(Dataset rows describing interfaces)
....
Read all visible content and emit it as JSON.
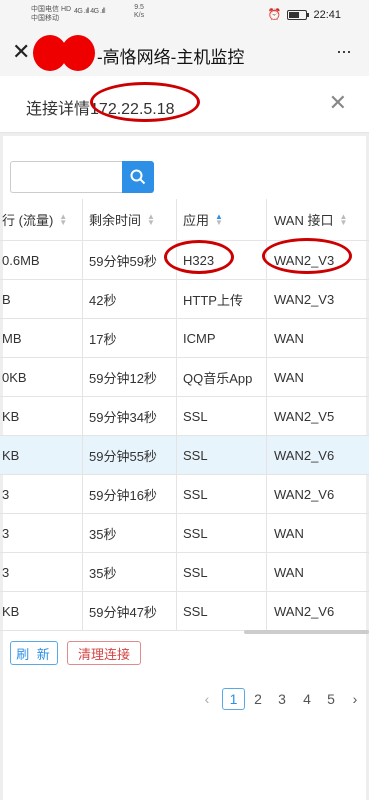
{
  "status_bar": {
    "carrier1": "中国电信",
    "carrier1_badge": "HD",
    "carrier2": "中国移动",
    "signal": "4G .ıll 4G .ıll",
    "speed_value": "9.5",
    "speed_unit": "K/s",
    "time": "22:41"
  },
  "header": {
    "title": "-高恪网络-主机监控",
    "more": "···"
  },
  "panel": {
    "label": "连接详情",
    "ip": "172.22.5.18"
  },
  "search": {
    "placeholder": ""
  },
  "table": {
    "headers": [
      "行 (流量)",
      "剩余时间",
      "应用",
      "WAN 接口"
    ],
    "rows": [
      [
        "0.6MB",
        "59分钟59秒",
        "H323",
        "WAN2_V3"
      ],
      [
        "B",
        "42秒",
        "HTTP上传",
        "WAN2_V3"
      ],
      [
        "MB",
        "17秒",
        "ICMP",
        "WAN"
      ],
      [
        "0KB",
        "59分钟12秒",
        "QQ音乐App",
        "WAN"
      ],
      [
        "KB",
        "59分钟34秒",
        "SSL",
        "WAN2_V5"
      ],
      [
        "KB",
        "59分钟55秒",
        "SSL",
        "WAN2_V6"
      ],
      [
        "3",
        "59分钟16秒",
        "SSL",
        "WAN2_V6"
      ],
      [
        "3",
        "35秒",
        "SSL",
        "WAN"
      ],
      [
        "3",
        "35秒",
        "SSL",
        "WAN"
      ],
      [
        "KB",
        "59分钟47秒",
        "SSL",
        "WAN2_V6"
      ]
    ],
    "highlighted_row": 5
  },
  "buttons": {
    "refresh": "刷 新",
    "clear": "清理连接"
  },
  "pagination": {
    "prev": "‹",
    "current": "1",
    "pages": [
      "2",
      "3",
      "4",
      "5"
    ],
    "next": "›"
  },
  "colors": {
    "accent": "#2d90e6",
    "annotation_red": "#cc0000"
  }
}
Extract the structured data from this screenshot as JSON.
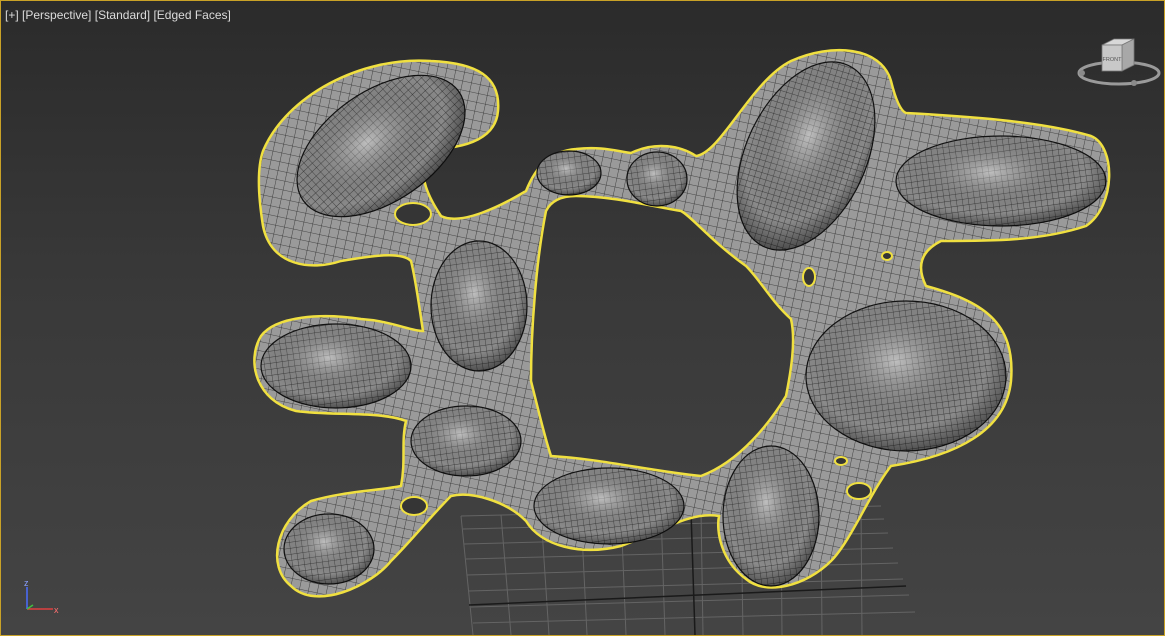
{
  "viewport": {
    "menu_plus": "[+]",
    "view_mode": "[Perspective]",
    "shading": "[Standard]",
    "display": "[Edged Faces]",
    "selected_outline_color": "#f0e040",
    "border_color": "#c9a227"
  },
  "viewcube": {
    "face_label": "FRONT"
  },
  "axis_gizmo": {
    "z_label": "z",
    "x_label": "x"
  }
}
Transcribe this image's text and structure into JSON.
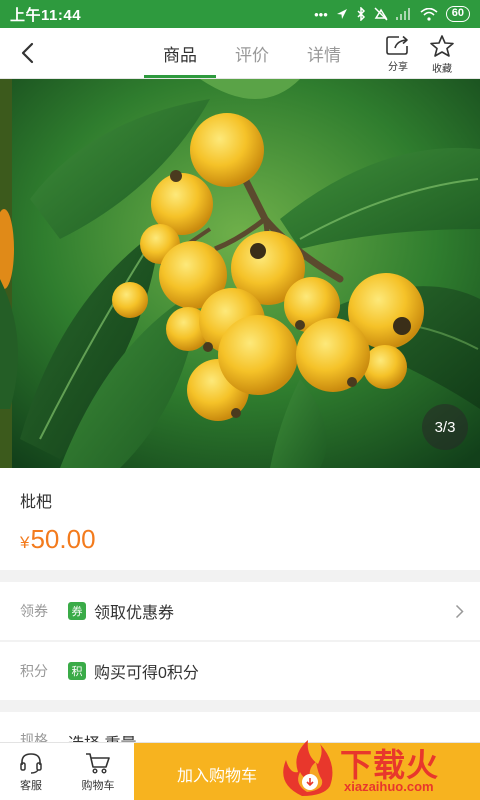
{
  "status_bar": {
    "time": "上午11:44",
    "battery": "60",
    "icons": [
      "dots-icon",
      "location-icon",
      "bluetooth-icon",
      "mute-icon",
      "signal-icon",
      "wifi-icon",
      "battery-icon"
    ]
  },
  "nav": {
    "tabs": [
      {
        "label": "商品",
        "active": true
      },
      {
        "label": "评价",
        "active": false
      },
      {
        "label": "详情",
        "active": false
      }
    ],
    "share_label": "分享",
    "favorite_label": "收藏"
  },
  "gallery": {
    "page_indicator": "3/3",
    "image_subject": "loquat fruit cluster on branch"
  },
  "product": {
    "name": "枇杷",
    "currency": "¥",
    "price": "50.00"
  },
  "coupon_row": {
    "key": "领券",
    "badge": "券",
    "value": "领取优惠券"
  },
  "points_row": {
    "key": "积分",
    "badge": "积",
    "value": "购买可得0积分"
  },
  "spec_row": {
    "key": "规格",
    "value": "选择 重量"
  },
  "bottom_bar": {
    "service_label": "客服",
    "cart_label": "购物车",
    "add_to_cart_label": "加入购物车"
  },
  "watermark": {
    "title": "下载火",
    "url": "xiazaihuo.com"
  },
  "colors": {
    "brand_green": "#2e9a3e",
    "price_orange": "#f37b1d",
    "cart_yellow": "#f7b31f",
    "watermark_red": "#e8372c"
  }
}
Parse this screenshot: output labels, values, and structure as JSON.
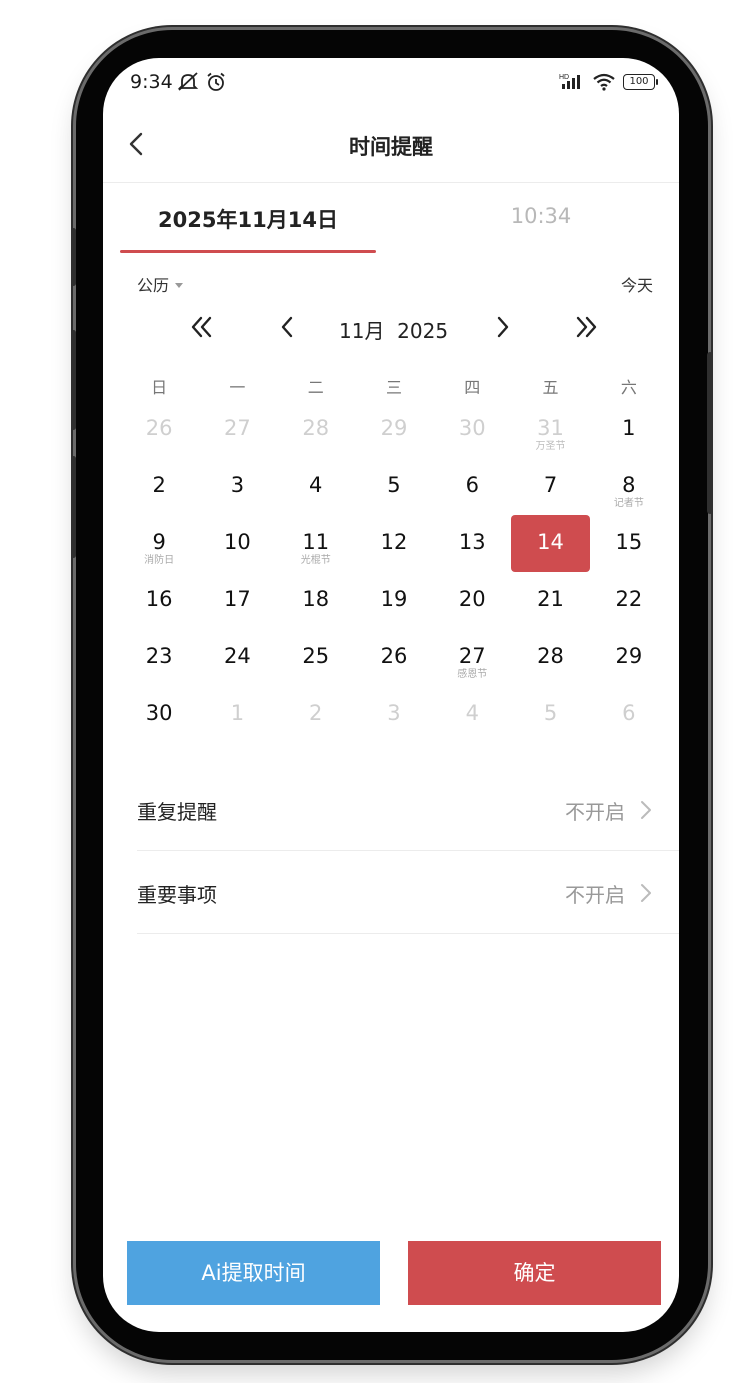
{
  "status_bar": {
    "time": "9:34",
    "battery": "100",
    "network": "HD"
  },
  "header": {
    "title": "时间提醒"
  },
  "tabs": {
    "date": "2025年11月14日",
    "time": "10:34"
  },
  "calendar_bar": {
    "mode": "公历",
    "today": "今天"
  },
  "month_nav": {
    "month": "11月",
    "year": "2025"
  },
  "weekdays": [
    "日",
    "一",
    "二",
    "三",
    "四",
    "五",
    "六"
  ],
  "calendar": {
    "selected_day": "14",
    "weeks": [
      [
        {
          "d": "26",
          "s": "",
          "other": true
        },
        {
          "d": "27",
          "s": "",
          "other": true
        },
        {
          "d": "28",
          "s": "",
          "other": true
        },
        {
          "d": "29",
          "s": "",
          "other": true
        },
        {
          "d": "30",
          "s": "",
          "other": true
        },
        {
          "d": "31",
          "s": "万圣节",
          "other": true
        },
        {
          "d": "1",
          "s": "",
          "other": false
        }
      ],
      [
        {
          "d": "2",
          "s": "",
          "other": false
        },
        {
          "d": "3",
          "s": "",
          "other": false
        },
        {
          "d": "4",
          "s": "",
          "other": false
        },
        {
          "d": "5",
          "s": "",
          "other": false
        },
        {
          "d": "6",
          "s": "",
          "other": false
        },
        {
          "d": "7",
          "s": "",
          "other": false
        },
        {
          "d": "8",
          "s": "记者节",
          "other": false
        }
      ],
      [
        {
          "d": "9",
          "s": "消防日",
          "other": false
        },
        {
          "d": "10",
          "s": "",
          "other": false
        },
        {
          "d": "11",
          "s": "光棍节",
          "other": false
        },
        {
          "d": "12",
          "s": "",
          "other": false
        },
        {
          "d": "13",
          "s": "",
          "other": false
        },
        {
          "d": "14",
          "s": "",
          "other": false,
          "selected": true
        },
        {
          "d": "15",
          "s": "",
          "other": false
        }
      ],
      [
        {
          "d": "16",
          "s": "",
          "other": false
        },
        {
          "d": "17",
          "s": "",
          "other": false
        },
        {
          "d": "18",
          "s": "",
          "other": false
        },
        {
          "d": "19",
          "s": "",
          "other": false
        },
        {
          "d": "20",
          "s": "",
          "other": false
        },
        {
          "d": "21",
          "s": "",
          "other": false
        },
        {
          "d": "22",
          "s": "",
          "other": false
        }
      ],
      [
        {
          "d": "23",
          "s": "",
          "other": false
        },
        {
          "d": "24",
          "s": "",
          "other": false
        },
        {
          "d": "25",
          "s": "",
          "other": false
        },
        {
          "d": "26",
          "s": "",
          "other": false
        },
        {
          "d": "27",
          "s": "感恩节",
          "other": false
        },
        {
          "d": "28",
          "s": "",
          "other": false
        },
        {
          "d": "29",
          "s": "",
          "other": false
        }
      ],
      [
        {
          "d": "30",
          "s": "",
          "other": false
        },
        {
          "d": "1",
          "s": "",
          "other": true
        },
        {
          "d": "2",
          "s": "",
          "other": true
        },
        {
          "d": "3",
          "s": "",
          "other": true
        },
        {
          "d": "4",
          "s": "",
          "other": true
        },
        {
          "d": "5",
          "s": "",
          "other": true
        },
        {
          "d": "6",
          "s": "",
          "other": true
        }
      ]
    ]
  },
  "settings": [
    {
      "label": "重复提醒",
      "value": "不开启"
    },
    {
      "label": "重要事项",
      "value": "不开启"
    }
  ],
  "buttons": {
    "ai": "Ai提取时间",
    "confirm": "确定"
  },
  "colors": {
    "accent_red": "#cf4c4f",
    "accent_blue": "#4fa3e0"
  }
}
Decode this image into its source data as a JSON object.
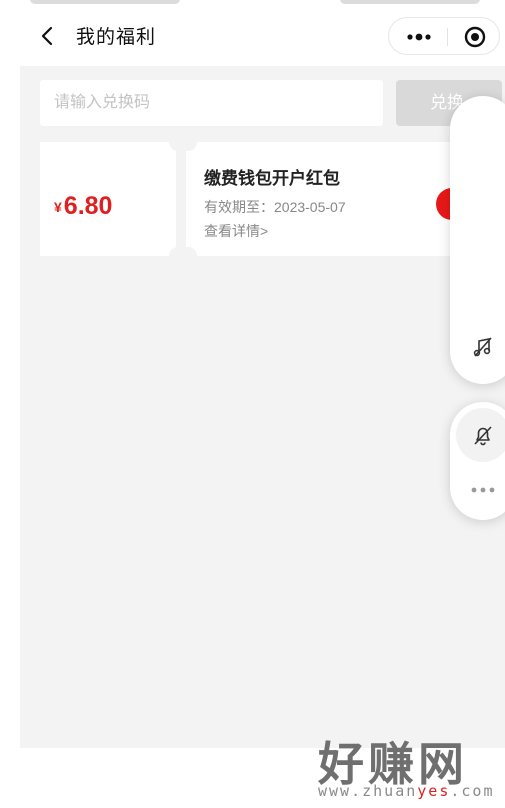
{
  "header": {
    "title": "我的福利",
    "back_icon": "chevron-left-icon",
    "more_icon": "more-dots-icon",
    "target_icon": "target-circle-icon"
  },
  "redeem": {
    "placeholder": "请输入兑换码",
    "button_label": "兑换"
  },
  "coupons": [
    {
      "currency": "¥",
      "amount": "6.80",
      "title": "缴费钱包开户红包",
      "expiry": "有效期至：2023-05-07",
      "detail_link": "查看详情>"
    }
  ],
  "float_panel": {
    "music_icon": "music-off-icon",
    "bell_icon": "bell-off-icon",
    "more_icon": "more-horizontal-icon"
  },
  "watermark": {
    "main": "好赚网",
    "url_prefix": "www.zhuan",
    "url_highlight": "yes",
    "url_suffix": ".com"
  },
  "colors": {
    "accent_red": "#e02020",
    "background_gray": "#f3f3f3",
    "disabled_button": "#d9d9d9"
  }
}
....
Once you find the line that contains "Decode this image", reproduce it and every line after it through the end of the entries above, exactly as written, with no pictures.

### Result of this exercise:
Decode this image into its source data as a JSON object.
{
  "header": {
    "title": "我的福利",
    "back_icon": "chevron-left-icon",
    "more_icon": "more-dots-icon",
    "target_icon": "target-circle-icon"
  },
  "redeem": {
    "placeholder": "请输入兑换码",
    "button_label": "兑换"
  },
  "coupons": [
    {
      "currency": "¥",
      "amount": "6.80",
      "title": "缴费钱包开户红包",
      "expiry": "有效期至：2023-05-07",
      "detail_link": "查看详情>"
    }
  ],
  "float_panel": {
    "music_icon": "music-off-icon",
    "bell_icon": "bell-off-icon",
    "more_icon": "more-horizontal-icon"
  },
  "watermark": {
    "main": "好赚网",
    "url_prefix": "www.zhuan",
    "url_highlight": "yes",
    "url_suffix": ".com"
  },
  "colors": {
    "accent_red": "#e02020",
    "background_gray": "#f3f3f3",
    "disabled_button": "#d9d9d9"
  }
}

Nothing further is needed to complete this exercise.